(Dataset rows describing interfaces)
..........
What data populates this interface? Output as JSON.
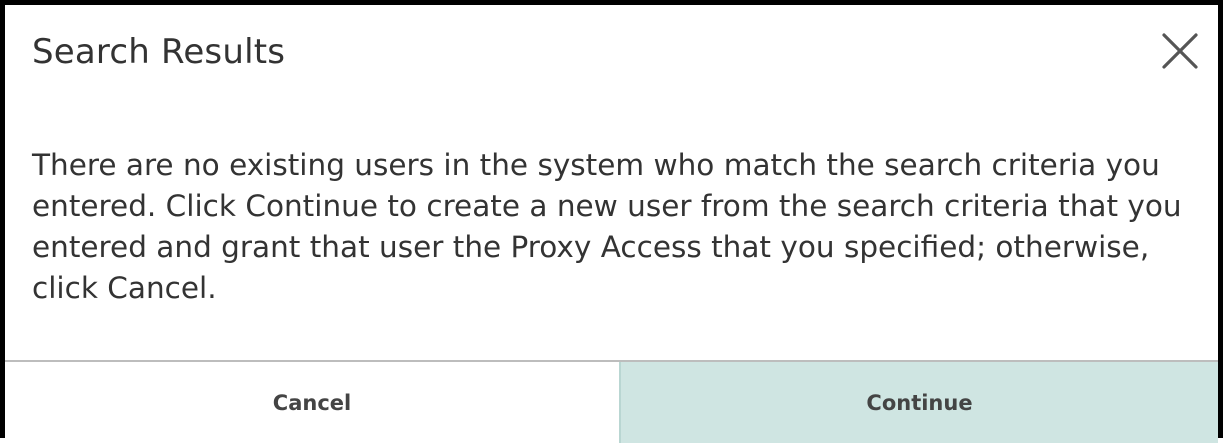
{
  "dialog": {
    "title": "Search Results",
    "close_icon": "close-icon",
    "message": "There are no existing users in the system who match the search criteria you entered. Click Continue to create a new user from the search criteria that you entered and grant that user the Proxy Access that you specified; otherwise, click Cancel.",
    "buttons": {
      "cancel_label": "Cancel",
      "continue_label": "Continue"
    }
  },
  "colors": {
    "continue_background": "#cfe5e2",
    "frame": "#000000",
    "text": "#333333"
  }
}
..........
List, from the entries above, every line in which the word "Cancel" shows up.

**Solution for this problem**
    "message": "There are no existing users in the system who match the search criteria you entered. Click Continue to create a new user from the search criteria that you entered and grant that user the Proxy Access that you specified; otherwise, click Cancel.",
      "cancel_label": "Cancel",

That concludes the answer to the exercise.